For example, a marketing and sales team would have different requirements than a software development team, so different clouds can address their requirements. A multi-cloud operates in combination with on-premise physical, virtual, and private cloud infrastructures, encompassing an organization’s entire information technology ecosystem.
A hybrid cloud combines private and public clouds toward the same purpose, unlike a multi-cloud model, in which different clouds are used for different tasks, Su explained. Because the components of a hybrid cloud typically work together, data and processes tend to intermingle and intersect in a hybrid environment. In a multi-cloud situation, however, usage typically remains in its own cloud silo.

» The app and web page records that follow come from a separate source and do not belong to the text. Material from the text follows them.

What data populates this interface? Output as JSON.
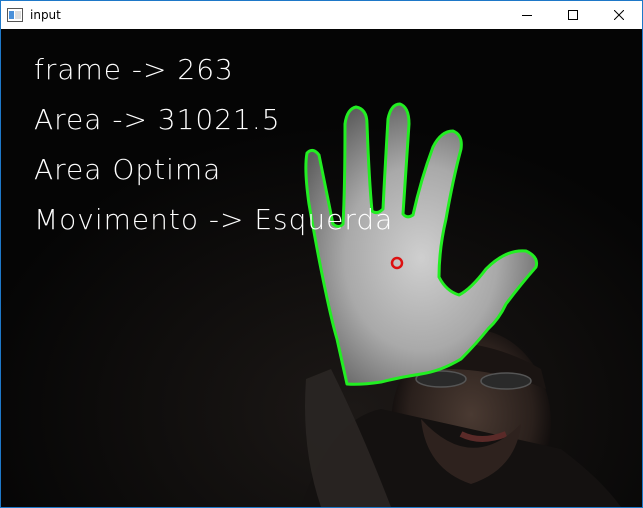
{
  "window": {
    "title": "input"
  },
  "controls": {
    "minimize_icon": "minimize-icon",
    "maximize_icon": "maximize-icon",
    "close_icon": "close-icon"
  },
  "overlay": {
    "frame_line": "frame -> 263",
    "area_line": "Area -> 31021.5",
    "status_line": "Area Optima",
    "movement_line": "Movimento -> Esquerda"
  },
  "colors": {
    "contour": "#22ee22",
    "centroid": "#dd1111",
    "text": "#ffffff",
    "background": "#050505"
  }
}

Configuration management is critical to both hybrid and multi-cloud environments, according to Raphaël Chauvel, director of product management at BMC Software.

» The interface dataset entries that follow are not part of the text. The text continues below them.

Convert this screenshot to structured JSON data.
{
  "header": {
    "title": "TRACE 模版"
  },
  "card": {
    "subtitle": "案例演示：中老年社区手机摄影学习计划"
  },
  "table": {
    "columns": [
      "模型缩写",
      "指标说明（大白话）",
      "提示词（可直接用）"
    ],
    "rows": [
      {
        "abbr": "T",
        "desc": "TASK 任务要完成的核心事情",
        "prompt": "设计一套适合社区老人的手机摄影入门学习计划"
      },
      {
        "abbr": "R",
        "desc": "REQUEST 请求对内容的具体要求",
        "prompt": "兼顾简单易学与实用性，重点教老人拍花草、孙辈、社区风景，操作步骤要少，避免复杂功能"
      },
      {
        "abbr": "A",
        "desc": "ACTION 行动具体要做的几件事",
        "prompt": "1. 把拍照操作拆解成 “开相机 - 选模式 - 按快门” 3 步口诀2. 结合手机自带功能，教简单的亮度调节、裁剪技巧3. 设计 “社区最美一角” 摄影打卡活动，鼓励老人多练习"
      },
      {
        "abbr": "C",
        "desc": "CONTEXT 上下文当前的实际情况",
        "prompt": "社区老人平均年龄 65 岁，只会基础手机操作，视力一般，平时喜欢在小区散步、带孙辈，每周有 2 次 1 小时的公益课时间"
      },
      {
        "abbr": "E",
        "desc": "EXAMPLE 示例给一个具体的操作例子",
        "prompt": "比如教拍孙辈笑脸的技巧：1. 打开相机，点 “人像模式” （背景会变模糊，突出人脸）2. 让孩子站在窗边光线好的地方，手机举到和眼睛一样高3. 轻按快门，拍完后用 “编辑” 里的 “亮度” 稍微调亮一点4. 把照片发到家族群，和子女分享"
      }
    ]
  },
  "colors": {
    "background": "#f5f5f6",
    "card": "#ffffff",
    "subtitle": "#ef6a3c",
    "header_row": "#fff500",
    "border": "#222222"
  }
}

“Holistic cloud management includes multiple initiatives, but one of the most important is also commonly overlooked: discovery,” Chauvel writes in a blog.
While multi-cloud discovery may not be the first IT initiative that comes to mind during a transition to a hybrid or multi-cloud environment, it plays a critical role in managing all the moving pieces as an organization’s footprint grows in the cloud, Chauvel noted. Multi-cloud discovery automates the mapping of assets and dependencies. The function helps managers understand how internal infrastructure depends on cloud services and vice versa in hybrid application deployments as well as monitor their multi-cloud environments.
Best practices defined for configuration management processes by frameworks such as the Information Technology Infrastructure Library (ITIL) and Control Objectives for Information and Related Technology (COBIT) are relevant in environments “that includes multiple vendors, different splits in responsibility, accelerated innovation delivery, and greater emphasis on automation,” according to Chauvel.
Some reports suggest that an organization’s private cloud can serve as the hub of a multi-cloud solution by running management/orchestration software that controls all other clouds. For that strategy to work, having good automation software also is key for provisioning resources on demand for the appropriate cloud resource. This might require a complex initial setup, but enables a seamless multi-cloud environment in the long run.